April Is My Patronus: Let’s talk about April and Andy. Andy thus far hasn’t been a very impressive character, skirting very close to some stupid Hollywood stereotypes about the romantic nature of stalking and not-taking-no-for-answer. (See tomorrow’s post for more on that!) Plus, he’s a moron. But April’s peculiar brand of complete self-awareness allows us to see Andy in a new, much more attractive light. Now that I think about it, the biggest thing they have in common is that they are both totally themselves at all times. April is much more analytical about what that is and how it reads to others, while Andy could probably never self-analyze to save his life. But they give equal fucks (that is, zero) about how anybody else judges them. And I adore them together.
And here is a link to the obvious NSFW song from Erika Jayne, speaking of people who seem to be extremely self-possessed and not care what people think of them. I hope Erika is half as secure as she seems, because if it’s all repression or acting I would be very sad.
There Is Only One Ron Swanson: I love Ron’s very self-aware defense of sexist guy culture. “Leslie, please. I don’t care that you’re a girl. I just don’t like change.” It’s honest and it’s real and I’d like to discuss it with him over a beer, because it also can’t be allowed to continue.
The LOL moment: There are several great moments in this episode, but the one that literally ripped a laugh out of me was the very last scene in which we discover that Ron’s had the back of his head shaved. It’s so ridiculous, but he’s navigating his life as if he expects absolutely nobody to mention it, and so they don’t. But I can giggle.
I am Leslie: Leslie’s sad attempts to join the pantsing club resonate with me. There is nothing harder than hanging out with a fun group and knowing you’re not quite part of the group, and not quite all of the jokes make sense. Sometimes you just have to serve your time — by the end of the episode, Ann’s pantsing of Tom feels okay and it’s clear a new group has sort of formed. But sometimes you’re on the outside looking in, and I too struggle with letting that be okay.
I want to be more like Leslie: Faced with that condescending asshole of a park ranger, I would flush, probably start to shake — maybe even to cry — and not be able to articulate to him at all why I was upset or that he’d done something wrong. This is probably one of the benefits of being a made-up and scripted character-person instead of a real-world sort of person, but Leslie’s feels-like-improv responses to his casual sexism are worth revisiting.
I let my emotions get the best of me.
I cared too much, I guess.
I was thinking with my lady parts.
I was walking and I felt something icky.
I thought there was gonna be chocolate.
I don’t even remember.

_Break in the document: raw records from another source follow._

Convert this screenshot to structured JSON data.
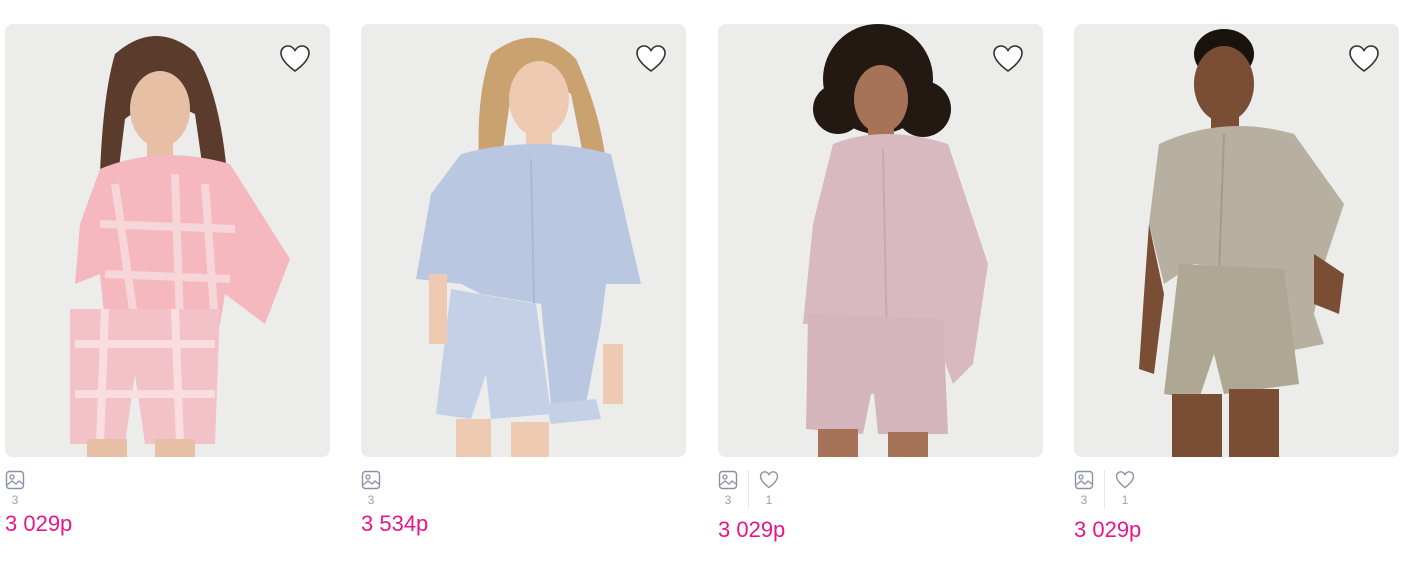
{
  "products": [
    {
      "name": "plaid-pajama-set",
      "price": "3 029р",
      "photos_count": "3",
      "likes_count": null,
      "colors": {
        "bg": "#ececeb",
        "shirt": "#f4b8be",
        "accent": "#f7d6da",
        "skin": "#e6bfa4",
        "hair": "#5a3b2c"
      }
    },
    {
      "name": "blue-pajama-set",
      "price": "3 534р",
      "photos_count": "3",
      "likes_count": null,
      "colors": {
        "bg": "#ececeb",
        "shirt": "#b9c8e0",
        "accent": "#c8d4e8",
        "skin": "#edcab1",
        "hair": "#c9a270"
      }
    },
    {
      "name": "mauve-pajama-set",
      "price": "3 029р",
      "photos_count": "3",
      "likes_count": "1",
      "colors": {
        "bg": "#ececeb",
        "shirt": "#d8b9c0",
        "accent": "#c9a8b0",
        "skin": "#a67358",
        "hair": "#241812"
      }
    },
    {
      "name": "olive-pajama-set",
      "price": "3 029р",
      "photos_count": "3",
      "likes_count": "1",
      "colors": {
        "bg": "#ececeb",
        "shirt": "#b7b0a0",
        "accent": "#a39b8a",
        "skin": "#7a4e35",
        "hair": "#1a120c"
      }
    }
  ],
  "theme": {
    "price_color": "#e5178a",
    "meta_color": "#9aa0b5"
  },
  "icons": {
    "favorite": "heart-outline-icon",
    "photos": "image-icon",
    "likes": "heart-icon"
  }
}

I’m wearing a new bra and it closes in the front, so it popped open and it threw me off.
All I wanna do is have babies! Are you single?
I’m just, like, going through a thing right now.
I guess when my life is incomplete I wanna shoot someone.
This would not happen if I had a penis.